[Work instructions]:
Line count for "this": give the number of lines in the records below that hold it, and nothing else.

[Data about app and page elements]:

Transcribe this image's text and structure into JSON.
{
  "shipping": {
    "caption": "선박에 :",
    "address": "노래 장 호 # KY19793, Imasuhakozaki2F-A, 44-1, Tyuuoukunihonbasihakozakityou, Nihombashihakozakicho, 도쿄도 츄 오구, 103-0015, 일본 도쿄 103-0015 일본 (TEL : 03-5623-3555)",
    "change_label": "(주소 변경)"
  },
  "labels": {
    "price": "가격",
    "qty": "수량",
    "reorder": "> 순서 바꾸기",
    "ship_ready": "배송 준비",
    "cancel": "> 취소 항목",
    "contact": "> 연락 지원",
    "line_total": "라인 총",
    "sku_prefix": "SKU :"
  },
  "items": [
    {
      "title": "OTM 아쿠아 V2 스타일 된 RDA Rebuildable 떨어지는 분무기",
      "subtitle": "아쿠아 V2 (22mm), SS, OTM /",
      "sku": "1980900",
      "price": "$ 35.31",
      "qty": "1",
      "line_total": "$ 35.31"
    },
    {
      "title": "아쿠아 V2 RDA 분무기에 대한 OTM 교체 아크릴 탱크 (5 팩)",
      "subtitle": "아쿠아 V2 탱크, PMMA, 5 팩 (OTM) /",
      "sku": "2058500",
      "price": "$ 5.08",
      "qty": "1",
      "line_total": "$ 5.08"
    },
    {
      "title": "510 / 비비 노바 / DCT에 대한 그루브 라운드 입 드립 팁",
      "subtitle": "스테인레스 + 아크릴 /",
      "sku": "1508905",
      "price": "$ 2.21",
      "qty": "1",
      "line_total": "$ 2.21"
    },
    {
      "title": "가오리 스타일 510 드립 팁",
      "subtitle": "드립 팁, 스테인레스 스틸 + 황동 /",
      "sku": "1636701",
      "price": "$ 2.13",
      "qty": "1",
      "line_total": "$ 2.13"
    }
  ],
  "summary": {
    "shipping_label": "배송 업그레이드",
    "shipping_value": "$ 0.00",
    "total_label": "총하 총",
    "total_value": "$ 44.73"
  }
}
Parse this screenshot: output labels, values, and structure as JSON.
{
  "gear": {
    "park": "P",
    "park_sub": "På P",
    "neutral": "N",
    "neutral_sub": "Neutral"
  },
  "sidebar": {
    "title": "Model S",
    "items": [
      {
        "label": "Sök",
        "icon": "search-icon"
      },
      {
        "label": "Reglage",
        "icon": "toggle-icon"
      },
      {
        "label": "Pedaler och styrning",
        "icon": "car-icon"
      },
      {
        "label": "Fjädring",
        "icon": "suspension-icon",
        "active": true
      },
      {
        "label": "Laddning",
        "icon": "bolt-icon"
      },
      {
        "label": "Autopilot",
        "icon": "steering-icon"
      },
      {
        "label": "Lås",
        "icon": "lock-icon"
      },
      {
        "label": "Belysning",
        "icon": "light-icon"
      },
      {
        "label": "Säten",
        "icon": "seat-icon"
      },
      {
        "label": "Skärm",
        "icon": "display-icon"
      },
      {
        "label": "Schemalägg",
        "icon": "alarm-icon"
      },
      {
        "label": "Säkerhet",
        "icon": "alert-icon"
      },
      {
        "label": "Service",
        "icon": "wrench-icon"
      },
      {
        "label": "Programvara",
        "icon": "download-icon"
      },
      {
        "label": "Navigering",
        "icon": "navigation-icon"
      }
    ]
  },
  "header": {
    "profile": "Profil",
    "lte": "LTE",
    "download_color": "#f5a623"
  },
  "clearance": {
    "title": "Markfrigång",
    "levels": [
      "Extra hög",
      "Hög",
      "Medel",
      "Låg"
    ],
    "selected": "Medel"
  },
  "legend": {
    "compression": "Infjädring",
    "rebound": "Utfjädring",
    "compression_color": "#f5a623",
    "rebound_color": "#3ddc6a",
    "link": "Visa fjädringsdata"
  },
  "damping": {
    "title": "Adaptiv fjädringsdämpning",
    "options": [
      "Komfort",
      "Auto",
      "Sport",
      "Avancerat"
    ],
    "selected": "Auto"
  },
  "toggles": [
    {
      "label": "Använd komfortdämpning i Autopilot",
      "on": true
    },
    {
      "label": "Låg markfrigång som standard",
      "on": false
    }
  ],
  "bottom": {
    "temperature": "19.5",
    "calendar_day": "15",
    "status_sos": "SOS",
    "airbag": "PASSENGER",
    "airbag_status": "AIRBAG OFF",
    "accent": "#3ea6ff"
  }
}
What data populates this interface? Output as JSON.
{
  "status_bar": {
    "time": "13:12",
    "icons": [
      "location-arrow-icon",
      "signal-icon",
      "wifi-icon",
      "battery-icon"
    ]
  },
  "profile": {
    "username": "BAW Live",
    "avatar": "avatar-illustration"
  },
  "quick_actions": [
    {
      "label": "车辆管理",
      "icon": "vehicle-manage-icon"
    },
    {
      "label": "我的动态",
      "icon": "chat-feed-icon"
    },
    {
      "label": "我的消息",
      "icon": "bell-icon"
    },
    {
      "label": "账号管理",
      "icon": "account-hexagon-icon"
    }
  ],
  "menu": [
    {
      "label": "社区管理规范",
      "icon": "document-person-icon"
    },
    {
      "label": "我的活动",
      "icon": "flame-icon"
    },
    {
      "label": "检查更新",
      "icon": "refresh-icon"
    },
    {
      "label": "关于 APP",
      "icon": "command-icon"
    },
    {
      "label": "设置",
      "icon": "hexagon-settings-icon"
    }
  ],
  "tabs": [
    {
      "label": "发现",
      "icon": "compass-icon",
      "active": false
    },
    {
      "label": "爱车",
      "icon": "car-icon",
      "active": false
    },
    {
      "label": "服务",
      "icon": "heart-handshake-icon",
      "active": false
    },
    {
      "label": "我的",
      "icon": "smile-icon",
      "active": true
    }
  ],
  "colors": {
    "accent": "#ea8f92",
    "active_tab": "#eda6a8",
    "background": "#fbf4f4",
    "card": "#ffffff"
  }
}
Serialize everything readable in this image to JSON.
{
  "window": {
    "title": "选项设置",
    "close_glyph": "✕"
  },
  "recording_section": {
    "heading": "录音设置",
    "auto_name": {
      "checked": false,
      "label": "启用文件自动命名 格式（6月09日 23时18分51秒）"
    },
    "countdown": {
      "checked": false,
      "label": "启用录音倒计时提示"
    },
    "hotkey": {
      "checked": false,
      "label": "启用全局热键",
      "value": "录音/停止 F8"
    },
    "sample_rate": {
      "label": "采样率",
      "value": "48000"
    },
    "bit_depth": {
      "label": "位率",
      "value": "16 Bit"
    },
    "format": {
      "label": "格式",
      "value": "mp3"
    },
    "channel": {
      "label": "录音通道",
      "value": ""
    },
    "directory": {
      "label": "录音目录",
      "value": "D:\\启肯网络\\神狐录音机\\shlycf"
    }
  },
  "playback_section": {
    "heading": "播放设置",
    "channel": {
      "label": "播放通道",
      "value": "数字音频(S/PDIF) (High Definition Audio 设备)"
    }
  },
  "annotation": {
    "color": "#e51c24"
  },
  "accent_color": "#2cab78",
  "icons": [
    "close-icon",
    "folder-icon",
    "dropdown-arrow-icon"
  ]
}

[Solution]:
4